Monday, 1 June 2009


I hold my hands up and admit that I have never read a Jack Giles book.
Until the other day that is.
When it's revision time it's not that easy to take out time to read but by the end of half-term I thought that I should take a break.
'Poseidon Smith:Vengeance Is Mine' was Jack Giles first book published in 1984 by Robert Hale.
The first few chapters follows three violent men who are released from prison after a ten year prison sentence. I got to know these three so well that I disliked them. All they want to do is kill the man who ran off with the proceeds of a robbery and left them to rot in the prison.
The book moves from them to the quiet town of Ruskin, Texas and the happy event that is taking place. The preacher's sister, Andromeda, is about to get engaged to the local rancher - except that the rancher is not all that he makes out to be.
The Sunday School children are to be given a treat and are being shown how a big ranch works.
All arranged by the preacher, Poseidon Smith, who manages to bring people around to doing things that he suggests by making them think that they thought of the idea in the first place.
And Poseidon Smith talks like a preacher and, I think, is what attracted me to this character.
The mood of the book changes and it disturbed me.
The outlaws arrive and a shoot out comes about as they try to escape and caught in the middle are the Sunday School children. There are casualties on all sides and that included the children.
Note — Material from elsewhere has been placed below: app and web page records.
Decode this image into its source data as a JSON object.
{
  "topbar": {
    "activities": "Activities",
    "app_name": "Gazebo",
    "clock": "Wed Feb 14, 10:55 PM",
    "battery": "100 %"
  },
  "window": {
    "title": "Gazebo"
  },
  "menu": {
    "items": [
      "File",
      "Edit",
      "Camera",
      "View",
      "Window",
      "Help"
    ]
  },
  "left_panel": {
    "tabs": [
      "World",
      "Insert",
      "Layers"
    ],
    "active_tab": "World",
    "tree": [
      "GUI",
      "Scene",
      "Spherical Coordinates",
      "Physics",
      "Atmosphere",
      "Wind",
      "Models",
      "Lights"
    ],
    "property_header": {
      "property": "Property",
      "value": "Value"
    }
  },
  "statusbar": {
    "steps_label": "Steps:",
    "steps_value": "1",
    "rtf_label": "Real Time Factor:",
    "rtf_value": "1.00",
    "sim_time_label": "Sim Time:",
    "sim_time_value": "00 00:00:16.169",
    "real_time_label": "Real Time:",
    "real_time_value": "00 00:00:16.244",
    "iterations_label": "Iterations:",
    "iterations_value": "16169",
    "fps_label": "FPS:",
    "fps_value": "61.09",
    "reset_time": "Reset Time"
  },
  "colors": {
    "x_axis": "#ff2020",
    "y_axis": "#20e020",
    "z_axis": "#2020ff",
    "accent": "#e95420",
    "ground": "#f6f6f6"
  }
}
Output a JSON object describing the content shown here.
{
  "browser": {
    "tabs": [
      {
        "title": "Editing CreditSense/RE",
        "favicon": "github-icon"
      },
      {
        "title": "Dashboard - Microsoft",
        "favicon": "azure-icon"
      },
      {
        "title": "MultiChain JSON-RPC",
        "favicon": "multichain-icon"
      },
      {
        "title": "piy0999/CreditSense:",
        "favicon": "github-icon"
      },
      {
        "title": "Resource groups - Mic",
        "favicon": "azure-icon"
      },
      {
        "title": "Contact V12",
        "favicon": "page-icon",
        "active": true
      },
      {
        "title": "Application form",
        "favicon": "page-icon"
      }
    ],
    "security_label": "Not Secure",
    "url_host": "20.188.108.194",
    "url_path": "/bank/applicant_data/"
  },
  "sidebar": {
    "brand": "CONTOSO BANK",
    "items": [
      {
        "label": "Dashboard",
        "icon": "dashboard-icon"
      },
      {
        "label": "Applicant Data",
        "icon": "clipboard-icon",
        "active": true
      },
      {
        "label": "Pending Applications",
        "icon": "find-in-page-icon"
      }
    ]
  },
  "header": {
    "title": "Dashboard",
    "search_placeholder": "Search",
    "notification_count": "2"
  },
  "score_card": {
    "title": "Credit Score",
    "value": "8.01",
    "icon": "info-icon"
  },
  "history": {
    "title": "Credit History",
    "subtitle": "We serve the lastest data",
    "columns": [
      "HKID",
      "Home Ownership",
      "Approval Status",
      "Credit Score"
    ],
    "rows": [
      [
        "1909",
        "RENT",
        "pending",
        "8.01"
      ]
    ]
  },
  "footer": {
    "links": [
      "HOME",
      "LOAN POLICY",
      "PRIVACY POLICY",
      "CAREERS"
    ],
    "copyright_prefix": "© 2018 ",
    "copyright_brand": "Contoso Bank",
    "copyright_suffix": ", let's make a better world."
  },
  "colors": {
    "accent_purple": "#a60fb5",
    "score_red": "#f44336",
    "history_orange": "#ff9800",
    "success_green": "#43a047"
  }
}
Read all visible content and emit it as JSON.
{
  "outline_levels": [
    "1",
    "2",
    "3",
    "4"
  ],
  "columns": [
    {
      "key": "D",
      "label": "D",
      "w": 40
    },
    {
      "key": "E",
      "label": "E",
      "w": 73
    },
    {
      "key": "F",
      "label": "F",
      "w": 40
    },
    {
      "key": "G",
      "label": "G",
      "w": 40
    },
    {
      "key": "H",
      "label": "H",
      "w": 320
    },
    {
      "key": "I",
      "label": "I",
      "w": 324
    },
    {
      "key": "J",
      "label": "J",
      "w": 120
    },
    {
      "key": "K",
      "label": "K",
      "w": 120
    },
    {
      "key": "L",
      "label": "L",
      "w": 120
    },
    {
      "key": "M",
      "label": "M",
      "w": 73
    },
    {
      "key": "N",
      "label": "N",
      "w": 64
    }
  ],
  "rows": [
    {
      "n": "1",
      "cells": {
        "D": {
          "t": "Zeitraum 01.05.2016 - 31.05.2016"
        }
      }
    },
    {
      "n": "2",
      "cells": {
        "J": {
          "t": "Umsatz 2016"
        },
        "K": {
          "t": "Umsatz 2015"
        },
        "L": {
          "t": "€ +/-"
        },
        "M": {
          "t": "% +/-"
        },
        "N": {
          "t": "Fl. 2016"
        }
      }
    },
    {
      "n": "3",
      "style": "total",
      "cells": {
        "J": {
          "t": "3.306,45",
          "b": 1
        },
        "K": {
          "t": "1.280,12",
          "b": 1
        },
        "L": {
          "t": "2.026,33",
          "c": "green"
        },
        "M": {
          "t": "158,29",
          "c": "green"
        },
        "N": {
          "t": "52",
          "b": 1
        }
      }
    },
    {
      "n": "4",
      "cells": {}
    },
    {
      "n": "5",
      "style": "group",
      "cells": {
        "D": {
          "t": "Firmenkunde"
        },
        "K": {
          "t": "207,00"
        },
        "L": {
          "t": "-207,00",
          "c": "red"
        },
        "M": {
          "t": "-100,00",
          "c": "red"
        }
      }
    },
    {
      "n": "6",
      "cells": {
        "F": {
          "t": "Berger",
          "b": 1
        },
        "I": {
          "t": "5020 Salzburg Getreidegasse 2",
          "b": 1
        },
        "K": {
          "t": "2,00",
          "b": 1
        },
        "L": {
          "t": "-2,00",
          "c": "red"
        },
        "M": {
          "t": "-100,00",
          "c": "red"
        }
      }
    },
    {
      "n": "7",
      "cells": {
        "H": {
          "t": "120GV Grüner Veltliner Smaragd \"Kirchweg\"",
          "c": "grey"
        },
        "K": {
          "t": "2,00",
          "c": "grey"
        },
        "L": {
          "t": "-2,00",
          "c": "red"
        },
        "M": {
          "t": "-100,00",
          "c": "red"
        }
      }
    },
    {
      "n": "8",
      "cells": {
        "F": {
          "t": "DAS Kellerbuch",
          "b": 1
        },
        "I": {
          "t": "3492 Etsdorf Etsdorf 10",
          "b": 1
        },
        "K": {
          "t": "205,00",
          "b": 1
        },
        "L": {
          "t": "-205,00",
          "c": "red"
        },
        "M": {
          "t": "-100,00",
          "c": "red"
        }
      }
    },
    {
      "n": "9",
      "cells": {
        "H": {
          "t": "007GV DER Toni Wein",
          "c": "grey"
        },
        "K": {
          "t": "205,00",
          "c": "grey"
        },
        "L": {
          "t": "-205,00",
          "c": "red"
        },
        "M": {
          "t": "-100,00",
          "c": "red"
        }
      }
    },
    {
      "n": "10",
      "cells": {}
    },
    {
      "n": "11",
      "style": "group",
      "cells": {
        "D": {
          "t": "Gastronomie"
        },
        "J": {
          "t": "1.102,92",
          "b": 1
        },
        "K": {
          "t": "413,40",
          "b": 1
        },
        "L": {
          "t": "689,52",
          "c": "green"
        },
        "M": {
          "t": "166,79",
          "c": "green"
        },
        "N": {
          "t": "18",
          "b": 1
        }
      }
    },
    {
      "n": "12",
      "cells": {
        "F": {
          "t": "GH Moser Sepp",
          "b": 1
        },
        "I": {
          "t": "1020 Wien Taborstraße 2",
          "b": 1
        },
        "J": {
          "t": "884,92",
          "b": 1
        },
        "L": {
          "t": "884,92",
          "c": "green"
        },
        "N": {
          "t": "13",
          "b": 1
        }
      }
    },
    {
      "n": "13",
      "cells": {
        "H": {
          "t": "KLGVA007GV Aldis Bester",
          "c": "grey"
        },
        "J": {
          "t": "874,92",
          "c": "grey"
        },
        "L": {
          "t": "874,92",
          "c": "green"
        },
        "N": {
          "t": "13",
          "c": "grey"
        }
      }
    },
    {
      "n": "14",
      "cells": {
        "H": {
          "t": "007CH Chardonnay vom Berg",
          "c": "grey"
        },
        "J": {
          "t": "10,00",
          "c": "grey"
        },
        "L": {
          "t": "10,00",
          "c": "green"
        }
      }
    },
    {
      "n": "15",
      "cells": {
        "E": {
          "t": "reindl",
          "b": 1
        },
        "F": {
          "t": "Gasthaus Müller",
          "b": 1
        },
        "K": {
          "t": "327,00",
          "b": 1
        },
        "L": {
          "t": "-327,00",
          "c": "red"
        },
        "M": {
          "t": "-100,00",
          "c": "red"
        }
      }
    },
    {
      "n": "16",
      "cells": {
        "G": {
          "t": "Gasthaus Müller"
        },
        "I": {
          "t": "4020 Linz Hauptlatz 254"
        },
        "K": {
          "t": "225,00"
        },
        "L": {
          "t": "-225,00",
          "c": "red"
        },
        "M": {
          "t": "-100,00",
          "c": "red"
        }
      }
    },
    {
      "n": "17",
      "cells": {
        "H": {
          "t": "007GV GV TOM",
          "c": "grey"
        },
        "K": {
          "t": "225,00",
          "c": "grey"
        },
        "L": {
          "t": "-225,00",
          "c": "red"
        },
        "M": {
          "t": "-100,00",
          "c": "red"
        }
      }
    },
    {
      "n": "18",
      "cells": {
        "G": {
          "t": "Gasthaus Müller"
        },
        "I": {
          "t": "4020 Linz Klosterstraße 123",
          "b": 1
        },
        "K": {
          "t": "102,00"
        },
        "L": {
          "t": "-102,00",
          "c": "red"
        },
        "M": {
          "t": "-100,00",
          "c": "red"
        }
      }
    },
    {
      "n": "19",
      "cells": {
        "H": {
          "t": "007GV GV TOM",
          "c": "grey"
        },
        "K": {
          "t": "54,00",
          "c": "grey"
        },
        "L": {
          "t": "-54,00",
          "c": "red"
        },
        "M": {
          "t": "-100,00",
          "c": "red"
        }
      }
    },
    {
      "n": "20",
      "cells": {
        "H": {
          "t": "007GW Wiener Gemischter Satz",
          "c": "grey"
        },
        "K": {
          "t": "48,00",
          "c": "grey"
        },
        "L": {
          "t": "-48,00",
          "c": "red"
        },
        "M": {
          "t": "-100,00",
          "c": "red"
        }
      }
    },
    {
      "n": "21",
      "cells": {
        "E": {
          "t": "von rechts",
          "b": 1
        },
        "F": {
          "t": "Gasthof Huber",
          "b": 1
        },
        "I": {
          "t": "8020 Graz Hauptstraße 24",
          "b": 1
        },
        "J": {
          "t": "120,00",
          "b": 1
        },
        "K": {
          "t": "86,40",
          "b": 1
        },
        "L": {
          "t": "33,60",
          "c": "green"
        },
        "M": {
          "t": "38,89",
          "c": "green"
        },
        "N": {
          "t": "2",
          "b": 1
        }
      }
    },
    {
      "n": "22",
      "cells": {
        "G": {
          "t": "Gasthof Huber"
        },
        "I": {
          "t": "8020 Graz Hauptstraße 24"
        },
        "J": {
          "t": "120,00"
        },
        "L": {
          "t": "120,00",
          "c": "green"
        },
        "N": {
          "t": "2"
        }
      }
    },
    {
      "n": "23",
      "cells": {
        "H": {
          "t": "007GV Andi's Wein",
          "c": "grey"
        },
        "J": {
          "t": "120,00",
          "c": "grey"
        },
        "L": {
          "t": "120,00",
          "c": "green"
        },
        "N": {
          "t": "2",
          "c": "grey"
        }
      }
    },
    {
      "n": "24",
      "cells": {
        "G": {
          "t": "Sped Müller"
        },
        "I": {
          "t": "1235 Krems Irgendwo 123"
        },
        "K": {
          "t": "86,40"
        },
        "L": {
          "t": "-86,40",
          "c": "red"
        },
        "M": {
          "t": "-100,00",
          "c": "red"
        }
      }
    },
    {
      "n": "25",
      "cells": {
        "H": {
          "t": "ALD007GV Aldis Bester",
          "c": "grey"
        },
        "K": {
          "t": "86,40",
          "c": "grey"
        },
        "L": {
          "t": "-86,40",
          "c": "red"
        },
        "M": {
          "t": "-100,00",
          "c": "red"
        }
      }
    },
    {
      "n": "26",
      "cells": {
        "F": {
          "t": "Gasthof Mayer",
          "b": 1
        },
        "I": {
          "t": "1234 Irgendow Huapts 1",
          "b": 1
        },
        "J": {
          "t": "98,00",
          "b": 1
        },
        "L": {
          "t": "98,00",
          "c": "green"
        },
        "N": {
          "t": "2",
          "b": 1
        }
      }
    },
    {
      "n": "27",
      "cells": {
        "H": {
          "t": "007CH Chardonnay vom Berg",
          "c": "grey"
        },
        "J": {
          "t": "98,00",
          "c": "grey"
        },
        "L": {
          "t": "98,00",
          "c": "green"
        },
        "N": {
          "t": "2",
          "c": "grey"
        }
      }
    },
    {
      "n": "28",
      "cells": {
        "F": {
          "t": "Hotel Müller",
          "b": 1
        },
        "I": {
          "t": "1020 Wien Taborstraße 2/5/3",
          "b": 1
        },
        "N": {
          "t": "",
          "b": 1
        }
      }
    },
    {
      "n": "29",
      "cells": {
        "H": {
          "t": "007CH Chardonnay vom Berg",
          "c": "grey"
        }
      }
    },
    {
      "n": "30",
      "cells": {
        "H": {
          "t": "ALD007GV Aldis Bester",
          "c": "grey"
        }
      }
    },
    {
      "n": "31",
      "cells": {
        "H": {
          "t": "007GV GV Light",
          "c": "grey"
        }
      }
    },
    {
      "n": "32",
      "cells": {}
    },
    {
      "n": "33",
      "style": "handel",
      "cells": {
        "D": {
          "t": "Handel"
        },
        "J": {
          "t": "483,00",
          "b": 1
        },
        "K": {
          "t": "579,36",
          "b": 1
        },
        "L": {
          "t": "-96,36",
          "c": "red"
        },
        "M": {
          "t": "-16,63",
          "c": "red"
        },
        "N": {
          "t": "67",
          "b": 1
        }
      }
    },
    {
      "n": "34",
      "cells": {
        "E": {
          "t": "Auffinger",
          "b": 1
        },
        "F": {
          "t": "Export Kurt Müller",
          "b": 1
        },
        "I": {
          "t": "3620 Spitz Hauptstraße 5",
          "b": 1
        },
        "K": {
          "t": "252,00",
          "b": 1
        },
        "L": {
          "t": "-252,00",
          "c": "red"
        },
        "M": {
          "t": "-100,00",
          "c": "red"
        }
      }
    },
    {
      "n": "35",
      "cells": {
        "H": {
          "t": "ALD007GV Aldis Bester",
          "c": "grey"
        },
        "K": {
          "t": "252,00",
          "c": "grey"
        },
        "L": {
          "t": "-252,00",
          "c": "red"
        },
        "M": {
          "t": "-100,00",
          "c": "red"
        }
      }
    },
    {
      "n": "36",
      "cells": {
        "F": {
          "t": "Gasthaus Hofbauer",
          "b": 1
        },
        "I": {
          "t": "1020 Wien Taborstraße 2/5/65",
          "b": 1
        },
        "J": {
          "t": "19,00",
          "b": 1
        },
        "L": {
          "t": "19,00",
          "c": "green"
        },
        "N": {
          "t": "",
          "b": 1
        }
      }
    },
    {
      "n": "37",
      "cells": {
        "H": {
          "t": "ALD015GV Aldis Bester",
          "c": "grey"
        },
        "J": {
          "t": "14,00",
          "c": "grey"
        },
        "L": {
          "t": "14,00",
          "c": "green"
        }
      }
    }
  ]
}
I didn't expect that and I don't know if anyone has done that before.
Stung by the tragedy Poseidon Smith struggles with his faith and blames himself. Armed with an ancient pepper pot pistol he hunts the killers down but he does not know until the end just who he is going to face.
The book reads like a film and I could 'see' it all happening.
I asked the author why he included the scene that disturbed me.
"Reality. Back at the time when when Texas was fighting to be free of Mexican rule there was an incident in Missouri. The Mormons had populated an area called Haun's Mill and most people resented the presence of these 'Chosen People' so they took matters into their own hands. They didn't care who they killed in that massacre - men, women and children were fair game. In 'Poseidon Smith' the attitude of the outlaws is 'if it moves kill it' and, in real life, as you see on the news children are the casualties of war.
I don't know what was in my mind when I wrote the book but I would guess that I was thinking something like that at the time. Couple that with this thought - what would have broken Poseidon Smith's faith?"
Despite it all I found this book to be, well, things stick in my mind. That has to be a good thing.

1 comment:

  1. Thanks, Dominic, for bringing this up. It's a shame that some great stories like this are out of print. If Hale won't reprint, then maybe Express Westerns should think about it?